Some children did this survey. Here are some of their reports.
We found something green around the taps in our school which is called algae. Due to algae (a kind of plant) it had also become slippery there. The algae spreads a lot during the rainy season. We think that they are some kind of small plants that grow in water.
There is a pond near the school. At first you cannot see the water in the pond as it is completely covered with plants. One aunty told us that t h e s e p l a n t s h a v e grown themselves in water. Around the pond there are pits full of water.
We also saw some larvae in the water. As we moved around, lots of mosquitoes flew from the plants growing around. Jaskirat feels that there are so many mosquitoes in her house because of this dirty pond nearby.
Is there a pond or river around your house or school? Go and look around and observe these things:
- Can you see algae in or around the water?
- Where else have you seen algae?
- Are there plants growing on the side or in water? Find out their names. Draw some of these in your note book.
- Do you think these were planted by someone or did they grow on their own?
- What else can you see in water? Make a list.
A scientist peeps into a mosquito’s stomach
This interesting incident took place almost a hundred years ago. A scientist found out that mosquitoes spread malaria. Let's read about this discovery in his own words.
“My father was a general in the Indian Army. I studied to become a doctor, but what I really liked was reading stories, writing poetry, music and drama. In my free time I enjoyed doing all this.
In those days, thousands of people used to die from a disease that we now call malaria. The disease was found in areas where there was a lot of rain, or in swampy places. People thought that the illness was caused by some poisonous gas that came from the dirty swampy areas. They gave it the name 'malaria' which means 'bad air'. One doctor had seen tiny germs in the blood of one of the patients, when he observed it under a microscope. But he could not understand how these had got into the patient’s blood.
My professor had some ideas about this. “I think that these may be carried by some kind of mosquito.” As his student, I spent all my time chasing mosquitoes, to catch and observe. We used to carry empty bottles and chase mosquito after mosquito.
Then we would put the mosquitoes into a mosquito net in which there was a patient of malaria. The mosquitoes would have a feast, biting these patients. The patients were paid one anna for allowing one mosquitoe to bite them.

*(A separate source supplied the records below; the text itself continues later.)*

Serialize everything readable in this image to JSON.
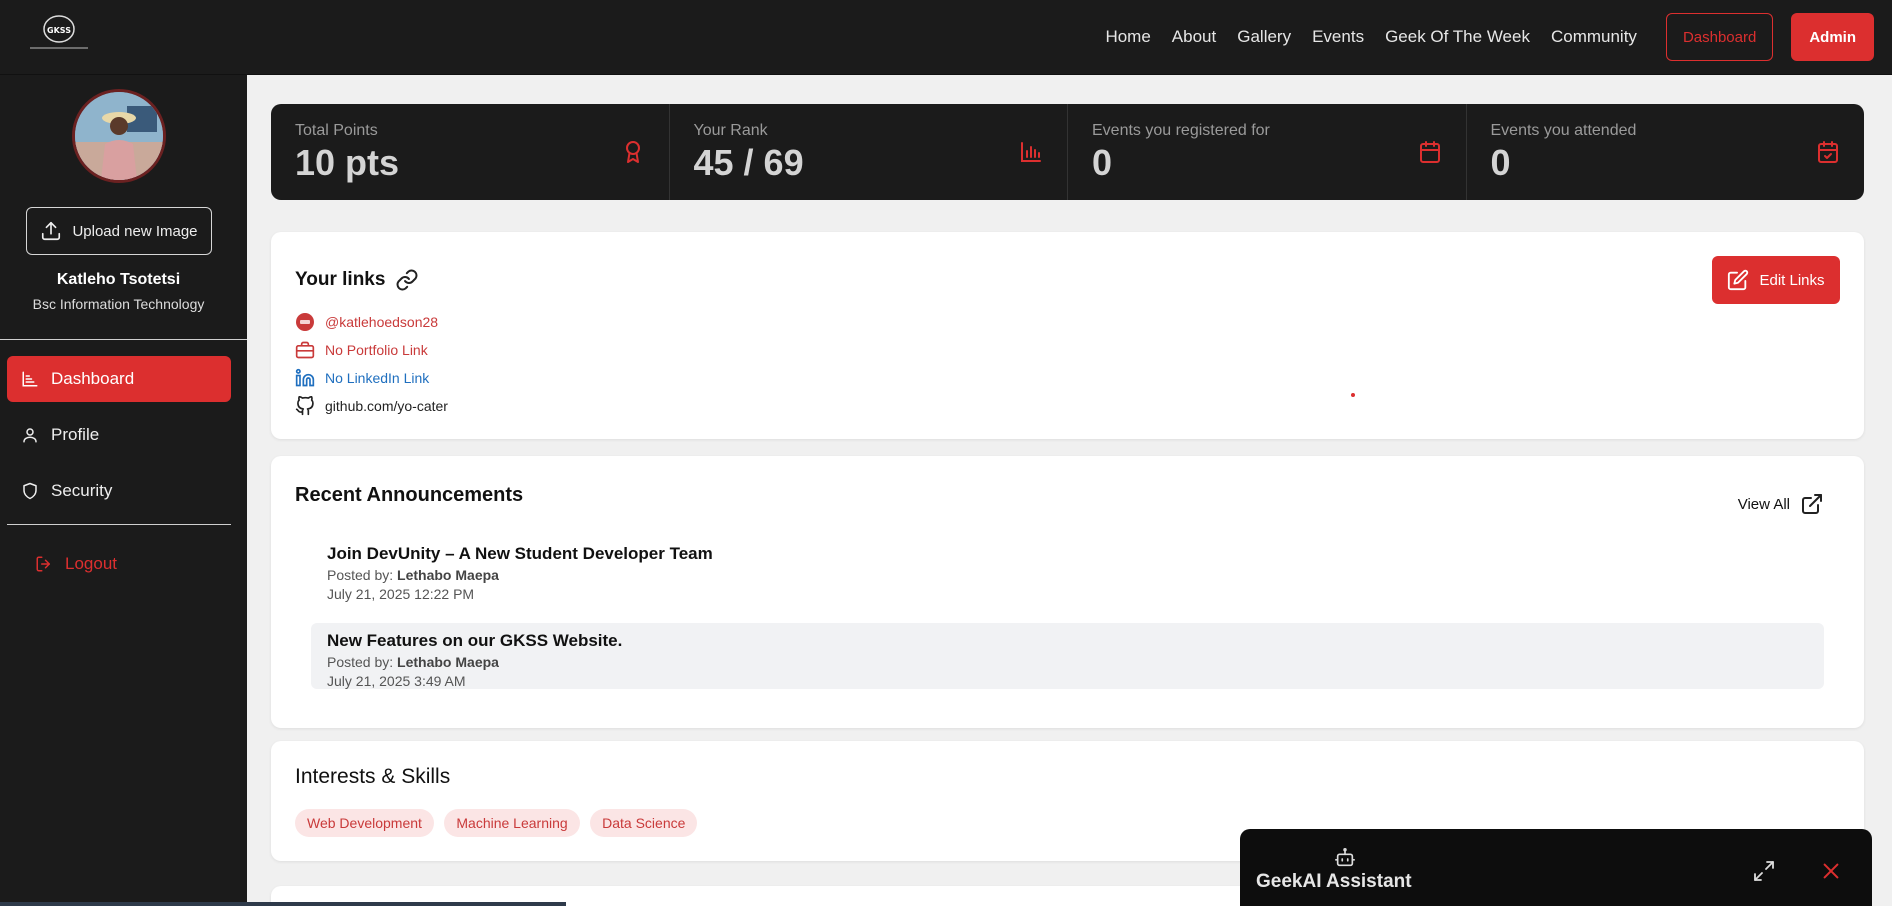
{
  "brand": {
    "logo_text": "GKSS"
  },
  "nav": {
    "links": [
      "Home",
      "About",
      "Gallery",
      "Events",
      "Geek Of The Week",
      "Community"
    ],
    "dashboard_label": "Dashboard",
    "admin_label": "Admin"
  },
  "sidebar": {
    "upload_label": "Upload new Image",
    "user_name": "Katleho Tsotetsi",
    "user_degree": "Bsc Information Technology",
    "items": [
      {
        "label": "Dashboard",
        "icon": "chart-icon",
        "active": true
      },
      {
        "label": "Profile",
        "icon": "user-icon",
        "active": false
      },
      {
        "label": "Security",
        "icon": "shield-icon",
        "active": false
      }
    ],
    "logout_label": "Logout"
  },
  "stats": [
    {
      "label": "Total Points",
      "value": "10 pts",
      "icon": "award-icon"
    },
    {
      "label": "Your Rank",
      "value": "45 / 69",
      "icon": "bar-chart-icon"
    },
    {
      "label": "Events you registered for",
      "value": "0",
      "icon": "calendar-icon"
    },
    {
      "label": "Events you attended",
      "value": "0",
      "icon": "calendar-check-icon"
    }
  ],
  "links_card": {
    "title": "Your links",
    "edit_label": "Edit Links",
    "links": [
      {
        "text": "@katlehoedson28",
        "icon": "avatar-icon",
        "color": "#c93a3a"
      },
      {
        "text": "No Portfolio Link",
        "icon": "briefcase-icon",
        "color": "#c93a3a"
      },
      {
        "text": "No LinkedIn Link",
        "icon": "linkedin-icon",
        "color": "#1f6fbf"
      },
      {
        "text": "github.com/yo-cater",
        "icon": "github-icon",
        "color": "#222222"
      }
    ]
  },
  "announcements": {
    "title": "Recent Announcements",
    "view_all_label": "View All",
    "items": [
      {
        "title": "Join DevUnity – A New Student Developer Team",
        "posted_prefix": "Posted by:",
        "author": "Lethabo Maepa",
        "date": "July 21, 2025 12:22 PM"
      },
      {
        "title": "New Features on our GKSS Website.",
        "posted_prefix": "Posted by:",
        "author": "Lethabo Maepa",
        "date": "July 21, 2025 3:49 AM"
      }
    ]
  },
  "interests": {
    "title": "Interests & Skills",
    "tags": [
      "Web Development",
      "Machine Learning",
      "Data Science"
    ]
  },
  "assistant": {
    "title": "GeekAI Assistant"
  },
  "colors": {
    "accent": "#dc2f2f",
    "dark": "#1b1b1b",
    "linkedin": "#1f6fbf"
  }
}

I will always remember those days at the hospital in Secundrabad – how we used to cut open the mosquito’s stomach and peep into it. I would spend hours and hours bent over the microscope. By night my neck would be stiff and my eyes could not see clearly! It used to be very hot but we dared not fan ourselves, as all the mosquitoes would fly off in the breeze! Once I also fell ill with malaria.
I spent months like this with the microscope, but could not find anything. One day we caught a few mosquitoes that looked different. They were brownish with spotted wings. When I looked into the stomach of one of the female mosquitoes, I saw something black there. I looked closer. I saw that these tiny germs looked just like the ones that were found in the blood of malaria patients. At last we had the proof! Mosquitoes did spread malaria!”
In December 1902, Ronald Ross got the highest award for his discovery—the Nobel Prize for medicine. In 1905, even as he lay dying, Ross’s last words were, “I will find something, I will find something new.”
What we have learnt
What can you do so that mosquitoes do not breed in your house, school and neighbourhood?
- How can you find out if someone has malaria?
Teacher’s Note : Tell children that ‘anna’ was a form of currency used earlier in India. Use the story of Ronald Ross to encourage children to know and talk about scientific processes. It is important to share with children that in an ordinary hospital of Secundarabad many important experiments were done — some successful and some not so successful — which led to an amazing discovery about a disease which has still not been controlled. Collect more such exciting stories on discoveries about different diseases and share with children.